Despite my initial aversion to the elaborately esoteric nature of some of these performances, very quickly I began to hear the rhythm and beauty in even the most bizarre of noise bands there that night. Even the Lexie Mountain Boys, a group of women who did all manner of screeching, moaning, and yelping to convince me that I was either at a ritualistic ceremony or a violent orgy, captivated me.

The round robin concept, in which the audience forms in the middle and is surrounded by all of eleven bands, who alternate playing one song after another, was the perfect way in which to experience this music. I couldn’t imagine staying through concerts of most of these bands independent of each other, with the exception of Beach House, Jana Hunter, and possibly Teeth Mountain. The avant-garde elements were accessible because of the alternating and spontaneous form. The round robin is broken up into two nights. Friday was “Eyes Night” and Saturday, “Feet Night,” a night of dance music rather than the more visual music of Friday’s show. (le) Poisson Rouge on Bleeker and Thompson provided the perfect space for this unusual event, getting it on the GL of NY music venues.

I haven’t come close to succeeding in describing this show adequately for you. The bizarre, fantastic, and insane knew no bounds. These elements were all too numerous to describe here, so let me briefly list the highlights:

Beach House: My favorite band of the evening, and the one I was most anxious to see. Read this wonderful reviewof their latest album on Pitchfork.

Lexi Mountain Boys: As I mentioned previously, somehow the orgasmic grunts and howls of this group of women (wearing headdresses of baby doll heads and black perforated veils), became increasingly rhythmic and melodic to me as the night wore on. The blast they were having, that was apparent from their infectious, genuine smiles, took any pretention out of their inexplicable music.

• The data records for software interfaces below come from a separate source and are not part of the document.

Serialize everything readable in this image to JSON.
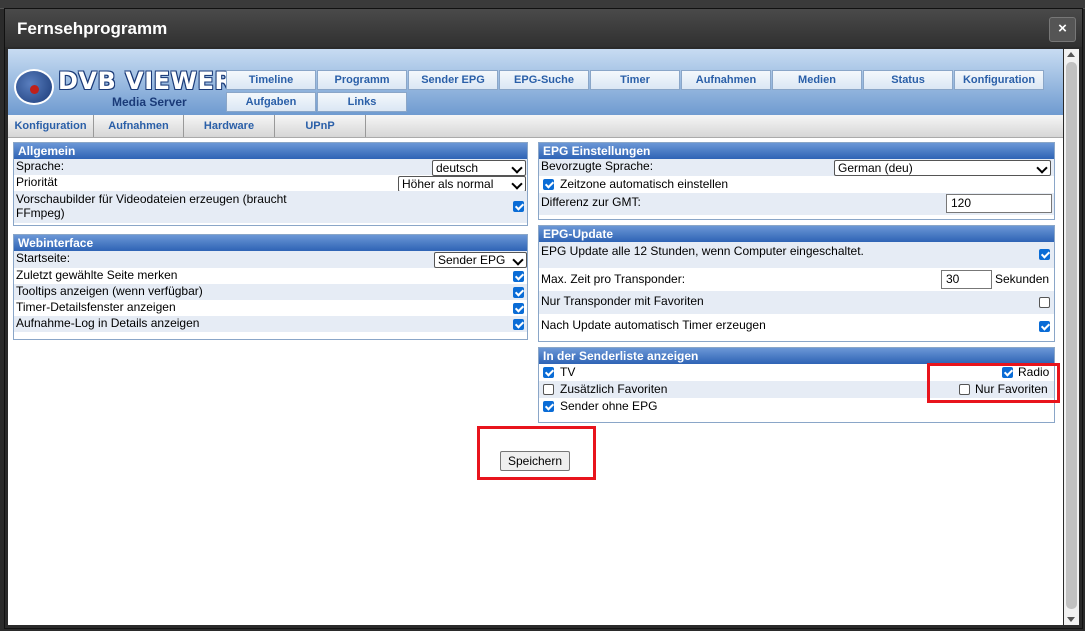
{
  "dialog": {
    "title": "Fernsehprogramm",
    "close_label": "×"
  },
  "logo": {
    "title": "DVB VIEWER",
    "subtitle": "Media Server"
  },
  "nav_tabs": [
    "Timeline",
    "Programm",
    "Sender EPG",
    "EPG-Suche",
    "Timer",
    "Aufnahmen",
    "Medien",
    "Status",
    "Konfiguration",
    "Aufgaben",
    "Links"
  ],
  "sub_tabs": [
    "Konfiguration",
    "Aufnahmen",
    "Hardware",
    "UPnP"
  ],
  "allgemein": {
    "title": "Allgemein",
    "sprache_label": "Sprache:",
    "sprache_value": "deutsch",
    "prioritaet_label": "Priorität",
    "prioritaet_value": "Höher als normal",
    "vorschau_label_1": "Vorschaubilder für Videodateien erzeugen (braucht",
    "vorschau_label_2": "FFmpeg)"
  },
  "webinterface": {
    "title": "Webinterface",
    "startseite_label": "Startseite:",
    "startseite_value": "Sender EPG",
    "zuletzt_label": "Zuletzt gewählte Seite merken",
    "tooltips_label": "Tooltips anzeigen (wenn verfügbar)",
    "timerdetails_label": "Timer-Detailsfenster anzeigen",
    "aufnahmelog_label": "Aufnahme-Log in Details anzeigen"
  },
  "epg_einstellungen": {
    "title": "EPG Einstellungen",
    "sprache_label": "Bevorzugte Sprache:",
    "sprache_value": "German (deu)",
    "zeitzone_label": "Zeitzone automatisch einstellen",
    "gmt_label": "Differenz zur GMT:",
    "gmt_value": "120"
  },
  "epg_update": {
    "title": "EPG-Update",
    "update_label": "EPG Update alle 12 Stunden, wenn Computer eingeschaltet.",
    "maxzeit_label": "Max. Zeit pro Transponder:",
    "maxzeit_value": "30",
    "maxzeit_unit": "Sekunden",
    "nurtransponder_label": "Nur Transponder mit Favoriten",
    "autotimer_label": "Nach Update automatisch Timer erzeugen"
  },
  "senderliste": {
    "title": "In der Senderliste anzeigen",
    "tv_label": "TV",
    "radio_label": "Radio",
    "zusatz_label": "Zusätzlich Favoriten",
    "nurfav_label": "Nur Favoriten",
    "ohneepg_label": "Sender ohne EPG"
  },
  "save_label": "Speichern",
  "colors": {
    "highlight": "#e8141c",
    "panel_header": "#2e63b5",
    "checkbox": "#0a6cd6"
  }
}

The female drummer from Teeth Mountain: This woman’s sexy, tribal style of drumming and the captivating music it made, blew me away. I could have listened and watched her play all night.

Santa Dads: This band consisted of three people: one man beat-boxing in a cotton, handmade tiger suit, another, wearing a red dress with a Peter Pan collar playing an electric ukelaili, and a back up dancer undulating frantically with a stuffed leopard print octopus. Enough said.

Wish I could have gone to “Feet Night” as well, to get the full Baltimore music experience, but the 92Y Tribeca opening was that night. I wouldn’t have missed if you paid me. Expect a post soon.

Battle in Seatle Q&A with Charlize Theron

Posted in film, Guide to What's Good with tags , , , , , , on September 21, 2008 by thebrooklynsocialite

Surprisingly, in my food coma, I managed to stumble over to The Angelika, a cinema which is definitely on the Good List. They consistently show great films, offer insightful Q&As and even have a cafe, yay! Last night Charlize Theron, of Monster fame, joined filmmaker Stuart Townsend (also her boyfriend, she is straight), and Kiwi Actor, Martin Henderson, who played the lead male role. Many of my friends were in Seattle at the WTO protests back in 1999. I remember them coming back to New York all pumped and ready to change the face of organizing. It was the dawn of the Internet, birth of The Indy Media Network. A hugely diverse coalition had been formed and would be maintained thereafter. A social movement had descended upon once secret meetings. For those who haven’t seen it, I strongly suggest finding a copy of This is What Democracy Looks Like and viewing it alongside Battle in Seatle. The former is a doco and the latter a dramatization of the events. Also try to wrap your head around Joseph Stiglitz’s Globalization and its Discontents. Or if you can’t hang with economist-speak, Stuart Townsend recommends Take it Personally by Anita Roddick.

The Angelika was packed, and it was an engaging film. Lots of Hollywood style drama- and a little too much sap courtesy of Woody Harrelson et al. Still it was easy to look past the pedestrian romances and focus on the momentum that the film simulates aided by an excellent musical score. The researched and nearly balanced approach it takes towards telling the story of N30 is commendable.